The cause of the lingering stench from Wanganui's wastewater treatment plant remains a mystery.
This is despite random sampling from four industries discharging into the treatment plant, which reveals a number of resource consent breaches.
Much of the city has been copping foul smells since December.
The random sampling began in February and is continuing, but has focused on three companies: Affco Imlay, Tasman Tanning's two sites and Land Meats.
Open Country Dairy, Mars and Cavalier Spinners are not being randomly tested because previous sampling showed no cause for concern.
Councillors were told that design faults were the root cause of the stench coming from the ponds along with the plant's failure to work properly, with one consulting engineer saying at the moment it was "a pond of raw sewage".
Mark Hughes, council's infrastructure manager, said within five weeks of the plant opening in 2007 there were problems.
Compounding that was the 2008 bylaw which demanded that wet industries apply for specific trade waste discharge consents. However, Mr Hughes said, the bylaw had never been properly implemented.
The consents set loads which those industries are allowed to discharge into the treatment system.
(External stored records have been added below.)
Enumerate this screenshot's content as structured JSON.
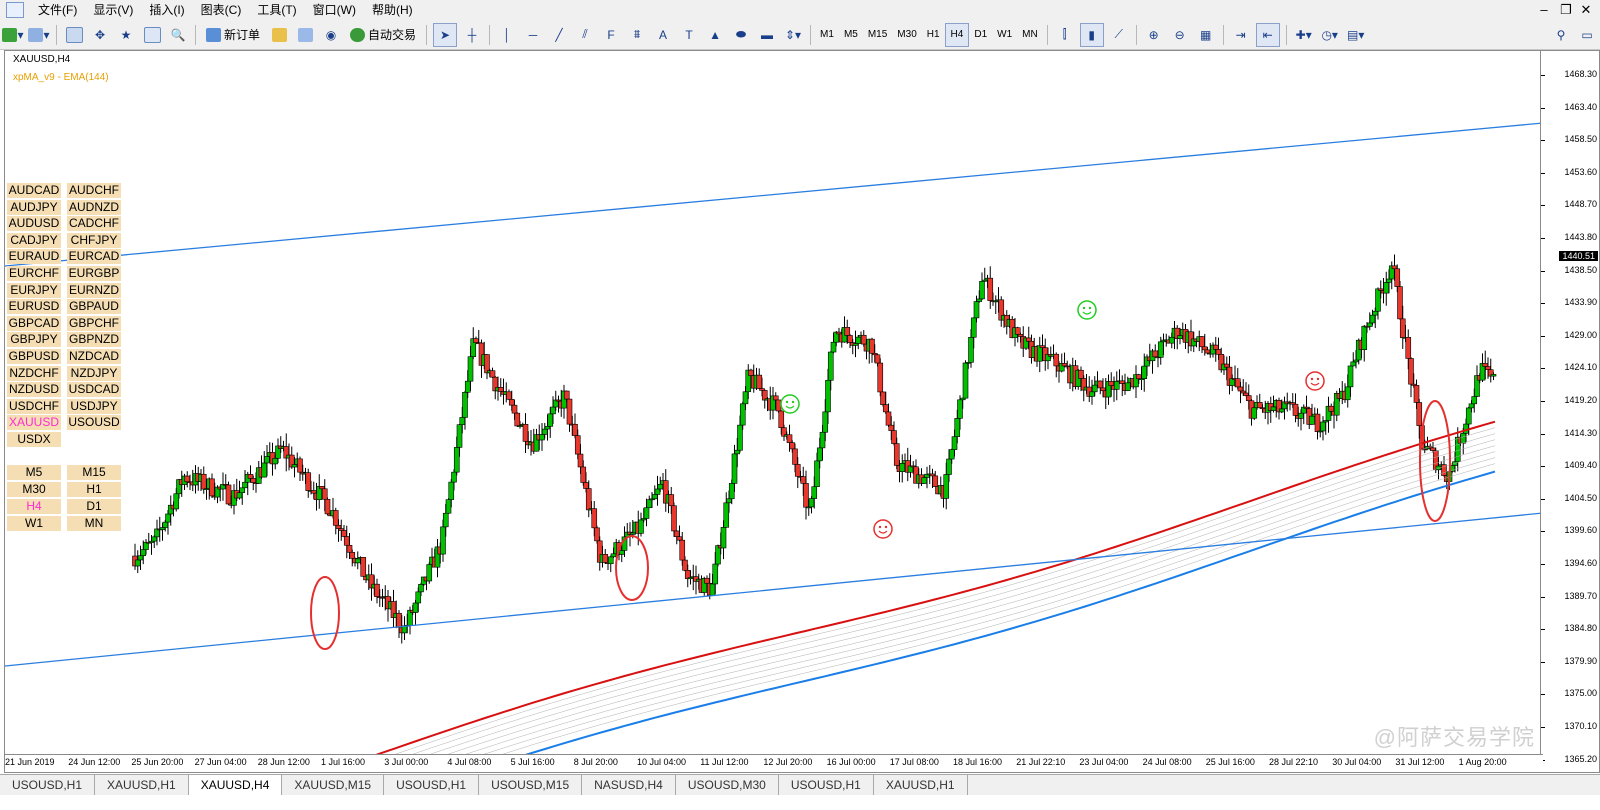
{
  "menu": [
    "文件(F)",
    "显示(V)",
    "插入(I)",
    "图表(C)",
    "工具(T)",
    "窗口(W)",
    "帮助(H)"
  ],
  "toolbar": {
    "new_order": "新订单",
    "auto_trading": "自动交易",
    "timeframes": [
      "M1",
      "M5",
      "M15",
      "M30",
      "H1",
      "H4",
      "D1",
      "W1",
      "MN"
    ],
    "active_timeframe": "H4"
  },
  "chart": {
    "title": "XAUUSD,H4",
    "indicator": "xpMA_v9 - EMA(144)",
    "current_price": "1440.51",
    "price_labels": [
      "1468.30",
      "1463.40",
      "1458.50",
      "1453.60",
      "1448.70",
      "1443.80",
      "1438.50",
      "1433.90",
      "1429.00",
      "1424.10",
      "1419.20",
      "1414.30",
      "1409.40",
      "1404.50",
      "1399.60",
      "1394.60",
      "1389.70",
      "1384.80",
      "1379.90",
      "1375.00",
      "1370.10",
      "1365.20"
    ],
    "time_labels": [
      "21 Jun 2019",
      "24 Jun 12:00",
      "25 Jun 20:00",
      "27 Jun 04:00",
      "28 Jun 12:00",
      "1 Jul 16:00",
      "3 Jul 00:00",
      "4 Jul 08:00",
      "5 Jul 16:00",
      "8 Jul 20:00",
      "10 Jul 04:00",
      "11 Jul 12:00",
      "12 Jul 20:00",
      "16 Jul 00:00",
      "17 Jul 08:00",
      "18 Jul 16:00",
      "21 Jul 22:10",
      "23 Jul 04:00",
      "24 Jul 08:00",
      "25 Jul 16:00",
      "28 Jul 22:10",
      "30 Jul 04:00",
      "31 Jul 12:00",
      "1 Aug 20:00"
    ],
    "watermark": "@阿萨交易学院",
    "colors": {
      "bull": "#00c000",
      "bear": "#e8372c",
      "trend": "#2a7ee0",
      "ema_upper": "#d81010",
      "ema_lower": "#1a7ee8",
      "annot": "#e53030",
      "smile_green": "#22cc22"
    }
  },
  "pairs": [
    [
      "AUDCAD",
      "AUDCHF"
    ],
    [
      "AUDJPY",
      "AUDNZD"
    ],
    [
      "AUDUSD",
      "CADCHF"
    ],
    [
      "CADJPY",
      "CHFJPY"
    ],
    [
      "EURAUD",
      "EURCAD"
    ],
    [
      "EURCHF",
      "EURGBP"
    ],
    [
      "EURJPY",
      "EURNZD"
    ],
    [
      "EURUSD",
      "GBPAUD"
    ],
    [
      "GBPCAD",
      "GBPCHF"
    ],
    [
      "GBPJPY",
      "GBPNZD"
    ],
    [
      "GBPUSD",
      "NZDCAD"
    ],
    [
      "NZDCHF",
      "NZDJPY"
    ],
    [
      "NZDUSD",
      "USDCAD"
    ],
    [
      "USDCHF",
      "USDJPY"
    ],
    [
      "XAUUSD",
      "USOUSD"
    ],
    [
      "USDX",
      ""
    ]
  ],
  "highlight_pair": "XAUUSD",
  "tf_buttons": [
    [
      "M5",
      "M15"
    ],
    [
      "M30",
      "H1"
    ],
    [
      "H4",
      "D1"
    ],
    [
      "W1",
      "MN"
    ]
  ],
  "highlight_tf": "H4",
  "tabs": [
    "USOUSD,H1",
    "XAUUSD,H1",
    "XAUUSD,H4",
    "XAUUSD,M15",
    "USOUSD,H1",
    "USOUSD,M15",
    "NASUSD,H4",
    "USOUSD,M30",
    "USOUSD,H1",
    "XAUUSD,H1"
  ],
  "active_tab": "XAUUSD,H4"
}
These limits were the basis on how council charged those industries for using the system.
But odour problems and other issues sparked random sampling in February, which will continue as the council tries to work within its own resource consents.
Mr Hughes said tests on March 8 showed Affco's discharges exceeded its limits in all four categories: biochemical oxygen demand (BOD), suspended solids, oil and grease, and sulphides.
Affco's BOD limits were 1870 parts per million but on that day samples showed they were running at 4800 parts per million.
"Affco investigated this and told us that the events of March 8 should never have happened and have promised us it will never happen again," he said.
In fact, Affco breached limits more than any other wet industries between March 4 and March 25 for BODs (five times), suspended solids (three times), oil and grease (five times) and sulphide (twice).
Similar samplings taken at Tasman Tanning and Land Meats showed breaches but not to that extent.
Mr Hughes said the council was keen to maintain good working relationships with industries.
But under the present bylaw there was no liability on those industries.
Despite the limits being breached, those exceedances were not the reason for the plant malfunctioning, he said. The main problem remained the plant's design.
"In fact, the problems were obvious within five weeks of the plant opening in 2007," he said.
Mike McCoy, an engineer with wastewater consulting company Cardno BTO, told the committee remedial action continued at the ponds aimed primarily at stifling odours. But Mr McCoy said he was confident design and not trade waste was the problem.
Questioned about the odour, he said it would vary depending on wind direction, air temperatures and what was happening in the ponds themselves.
Stopping new waste going into the ponds was not going to stop the odour.
"Most of the problem is coming from the sludge that's built up in the ponds. It's now a big pond of raw sewage."
United States consultant Matt Mates, who carried out a peer review of the Cardno BTO reports to council, told councillors he had seen hundreds of treatment plants around the world but had never seen another like Wanganui's which he called "unorthodox and low-cost".
"For the amount of load it's handling it's very crude. I wouldn't have selected this process," Mr Mates said.